An aspect of many tabs is that there are no ports for USB or full sized SD cards. As a photographer I like to be able to review my shots on a decent sized screen whilst I am still away from home, albeit that I prefer to edit on my full sized PC monitor. The docking station allows USB and SD card connectivity and also enhances battery life extremely well. Docking and removal is simple. The keyboard is OK but I prefer to use the touch screen.
I also like to keep abreast of news and suchlike, including a Times Newspaper subscription that originally nearly pushed me into the arms of Apple. However, I understand that The Times has an upcoming Android (version 3) app. And that was sufficient to allow me to go the Asus route. In actual fact the Press Reader app that is preinstalled allows the download of the full online version of the Times (with subscription) and a separate App is not entirely necessary to get full enjoyment of the electronic version. In using Press Reader you can double tap an article in the paper that you wish to read in detail and an enlarged version appears. If you click the headline then a text version which is fully resizable opens.
This is a WiFi only device, although I gather that a SIM card version is or is to be available. Frankly if the price differential is anything like the IPad then an investment in a pay as you go MiFi could be better as that would allow the signal to be shared with other devices as well.
As the Android marketplace develops there should be even more apps that are designed for Honeycomb (Android V 3) as some Gingerbread (V2) apps will not work on the tab (Facebook being one!).
9 of 9 people found the following review helpful
on 13 July 2011
Well, maybe that's overstating things. It can't slide up bannisters or pull standard lamps out of carpet bags, but it's an impressive piece of technology for a fair bit less than its Apple-y counterpart. It's hugely better than the Acer Iconia A500, which froze solid within minutes of booting up and went back to the suppliers post haste. It's easily the most impressive piece of Android kit I've seen so far, and for my basic needs (web-browsing, word processing, Google Earthing) it ticks all the boxes.
What niggles there have been so far are annoying but not deal-breakers. I've had the browser crash on me a couple of times and a bit of a response lag when the web's running like treacle, but I have those kinds of problems with Windows 7 kit, and none of that splits into a tablet and keyboard at the click of a button. Slightly more annoying is an apps issue with the bundled word processor Polaris Office 3 - whoever thought it was Word compatible was sadly mistaken. Oh, it'll read Word documents no problem, and you can edit them as well, but if you create a word document be prepared for all kinds of alarms and excursions when you try to load it into Word proper. I'm hoping I'm just doing something incredibly dim, but I don't think so.
It's marvelous having Android Market properly implemented on the Transformer. Many of the cheaper Android devices aren't licensed to access Android Market, which compromises their usefulness. The Transformer comes fighting fit and fit to fight as both a tablet and as a netbook. The keyboard's built in battery gives the device an excellent battery life boost - I'm still on 100% after using the TF101 fairly heavily all evening, a feat which would have seen the iPad battery drop 10-15%, but I don't know how the keyboard battery has faired, only the internal.

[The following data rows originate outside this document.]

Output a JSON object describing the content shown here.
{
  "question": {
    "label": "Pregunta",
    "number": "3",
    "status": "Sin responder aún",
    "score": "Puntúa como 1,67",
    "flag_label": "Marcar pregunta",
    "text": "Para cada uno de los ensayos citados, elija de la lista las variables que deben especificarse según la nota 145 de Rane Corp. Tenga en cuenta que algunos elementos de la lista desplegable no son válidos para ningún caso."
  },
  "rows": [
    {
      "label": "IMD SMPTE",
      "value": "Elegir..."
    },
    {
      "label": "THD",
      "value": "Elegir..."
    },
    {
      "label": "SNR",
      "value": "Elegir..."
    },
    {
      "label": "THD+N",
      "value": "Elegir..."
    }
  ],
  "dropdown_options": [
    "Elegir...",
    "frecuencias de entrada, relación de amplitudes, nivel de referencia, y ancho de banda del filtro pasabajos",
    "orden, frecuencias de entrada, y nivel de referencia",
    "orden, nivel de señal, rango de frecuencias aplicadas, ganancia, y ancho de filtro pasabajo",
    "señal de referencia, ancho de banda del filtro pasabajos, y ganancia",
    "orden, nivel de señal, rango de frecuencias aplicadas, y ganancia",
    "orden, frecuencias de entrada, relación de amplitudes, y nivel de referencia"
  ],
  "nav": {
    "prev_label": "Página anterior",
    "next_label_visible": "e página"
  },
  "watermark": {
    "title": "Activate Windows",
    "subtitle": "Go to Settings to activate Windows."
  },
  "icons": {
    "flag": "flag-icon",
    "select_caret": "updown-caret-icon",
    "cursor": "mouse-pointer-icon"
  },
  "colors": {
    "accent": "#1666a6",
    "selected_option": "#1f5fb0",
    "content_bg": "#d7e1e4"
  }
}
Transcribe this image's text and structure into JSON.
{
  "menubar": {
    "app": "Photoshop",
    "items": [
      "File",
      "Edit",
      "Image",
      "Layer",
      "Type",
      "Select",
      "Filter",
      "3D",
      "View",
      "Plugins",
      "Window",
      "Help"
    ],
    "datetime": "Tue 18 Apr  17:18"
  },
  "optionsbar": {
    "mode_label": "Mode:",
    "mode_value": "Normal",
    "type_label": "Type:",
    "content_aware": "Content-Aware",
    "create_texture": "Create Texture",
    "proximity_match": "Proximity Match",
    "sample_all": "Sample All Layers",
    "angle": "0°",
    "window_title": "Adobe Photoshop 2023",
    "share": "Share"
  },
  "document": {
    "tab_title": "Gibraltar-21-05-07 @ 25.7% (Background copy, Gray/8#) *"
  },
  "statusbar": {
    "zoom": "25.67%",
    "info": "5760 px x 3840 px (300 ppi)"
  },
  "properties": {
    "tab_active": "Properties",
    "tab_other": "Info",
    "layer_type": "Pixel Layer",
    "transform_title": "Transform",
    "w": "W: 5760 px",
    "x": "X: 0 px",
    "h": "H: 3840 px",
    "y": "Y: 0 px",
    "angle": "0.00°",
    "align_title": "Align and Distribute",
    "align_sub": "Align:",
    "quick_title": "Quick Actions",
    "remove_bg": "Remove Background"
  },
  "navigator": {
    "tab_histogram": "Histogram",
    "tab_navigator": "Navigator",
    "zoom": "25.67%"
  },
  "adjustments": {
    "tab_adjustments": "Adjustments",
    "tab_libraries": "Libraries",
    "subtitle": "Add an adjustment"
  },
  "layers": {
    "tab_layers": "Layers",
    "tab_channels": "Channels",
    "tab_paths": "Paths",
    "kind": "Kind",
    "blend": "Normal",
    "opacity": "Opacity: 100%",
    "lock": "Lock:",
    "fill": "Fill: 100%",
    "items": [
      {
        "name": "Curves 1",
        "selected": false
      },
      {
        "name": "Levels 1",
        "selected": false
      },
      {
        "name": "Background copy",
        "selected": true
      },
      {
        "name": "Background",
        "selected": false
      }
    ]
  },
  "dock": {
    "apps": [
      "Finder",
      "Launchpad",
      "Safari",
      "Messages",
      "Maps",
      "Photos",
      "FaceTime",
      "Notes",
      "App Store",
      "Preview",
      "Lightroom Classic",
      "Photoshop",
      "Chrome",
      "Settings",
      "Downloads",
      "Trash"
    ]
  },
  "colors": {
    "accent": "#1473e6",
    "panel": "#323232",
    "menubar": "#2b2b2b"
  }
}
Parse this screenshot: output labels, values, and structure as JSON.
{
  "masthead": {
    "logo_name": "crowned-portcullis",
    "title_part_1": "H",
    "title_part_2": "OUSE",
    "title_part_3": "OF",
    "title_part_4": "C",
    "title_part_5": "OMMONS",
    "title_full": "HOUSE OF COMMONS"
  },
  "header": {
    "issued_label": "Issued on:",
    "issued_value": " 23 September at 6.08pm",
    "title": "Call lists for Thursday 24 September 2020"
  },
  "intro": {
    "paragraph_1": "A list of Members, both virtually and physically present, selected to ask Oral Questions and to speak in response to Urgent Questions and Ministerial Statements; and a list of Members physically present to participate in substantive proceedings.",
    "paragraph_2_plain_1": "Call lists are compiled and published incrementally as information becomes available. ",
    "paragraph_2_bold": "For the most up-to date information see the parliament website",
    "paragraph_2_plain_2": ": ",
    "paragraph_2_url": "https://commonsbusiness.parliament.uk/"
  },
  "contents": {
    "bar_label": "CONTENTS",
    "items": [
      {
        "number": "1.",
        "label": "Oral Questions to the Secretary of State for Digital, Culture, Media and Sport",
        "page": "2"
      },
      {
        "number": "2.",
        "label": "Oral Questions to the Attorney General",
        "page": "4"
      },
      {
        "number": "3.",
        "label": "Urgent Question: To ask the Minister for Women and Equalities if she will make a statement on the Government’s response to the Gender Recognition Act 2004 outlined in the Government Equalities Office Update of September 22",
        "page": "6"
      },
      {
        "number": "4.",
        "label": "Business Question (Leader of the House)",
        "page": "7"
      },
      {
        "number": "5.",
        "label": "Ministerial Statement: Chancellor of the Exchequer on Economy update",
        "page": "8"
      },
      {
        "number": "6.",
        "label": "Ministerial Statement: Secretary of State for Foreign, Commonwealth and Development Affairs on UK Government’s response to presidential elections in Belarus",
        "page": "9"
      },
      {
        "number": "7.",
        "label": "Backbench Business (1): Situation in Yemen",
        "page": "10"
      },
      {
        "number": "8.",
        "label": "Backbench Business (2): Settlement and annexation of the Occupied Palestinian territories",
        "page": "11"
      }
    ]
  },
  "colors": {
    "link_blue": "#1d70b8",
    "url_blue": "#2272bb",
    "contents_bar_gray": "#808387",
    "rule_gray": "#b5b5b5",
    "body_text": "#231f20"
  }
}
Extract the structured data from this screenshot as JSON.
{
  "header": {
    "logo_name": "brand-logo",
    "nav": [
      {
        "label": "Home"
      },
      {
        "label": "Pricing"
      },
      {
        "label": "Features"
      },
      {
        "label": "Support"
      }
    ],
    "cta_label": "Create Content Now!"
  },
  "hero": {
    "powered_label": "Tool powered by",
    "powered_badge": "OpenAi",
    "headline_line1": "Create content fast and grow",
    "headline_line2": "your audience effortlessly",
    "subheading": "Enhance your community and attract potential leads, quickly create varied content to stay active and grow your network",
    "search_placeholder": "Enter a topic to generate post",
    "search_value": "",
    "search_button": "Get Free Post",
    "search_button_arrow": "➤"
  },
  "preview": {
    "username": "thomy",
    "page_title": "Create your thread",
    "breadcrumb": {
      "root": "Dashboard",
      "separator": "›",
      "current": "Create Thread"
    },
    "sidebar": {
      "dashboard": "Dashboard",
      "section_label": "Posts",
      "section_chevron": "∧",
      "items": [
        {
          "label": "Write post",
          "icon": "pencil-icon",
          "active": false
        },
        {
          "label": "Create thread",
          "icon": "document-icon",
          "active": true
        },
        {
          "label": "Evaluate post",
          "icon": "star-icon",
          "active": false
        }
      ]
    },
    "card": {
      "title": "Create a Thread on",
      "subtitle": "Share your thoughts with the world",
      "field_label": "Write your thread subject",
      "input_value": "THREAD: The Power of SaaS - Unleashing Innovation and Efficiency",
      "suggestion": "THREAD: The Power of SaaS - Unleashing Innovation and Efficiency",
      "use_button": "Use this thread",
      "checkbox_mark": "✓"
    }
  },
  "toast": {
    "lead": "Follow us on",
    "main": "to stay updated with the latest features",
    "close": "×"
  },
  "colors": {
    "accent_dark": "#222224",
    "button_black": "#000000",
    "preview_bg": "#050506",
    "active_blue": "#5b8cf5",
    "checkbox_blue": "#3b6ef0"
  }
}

All in all, I'd say ASUS has built the first iPad killer with the Transformer. It has all of the functionality of the Apple device, with none of the constraints Mrs Jobs' little boy insisted upon. For my money a winner.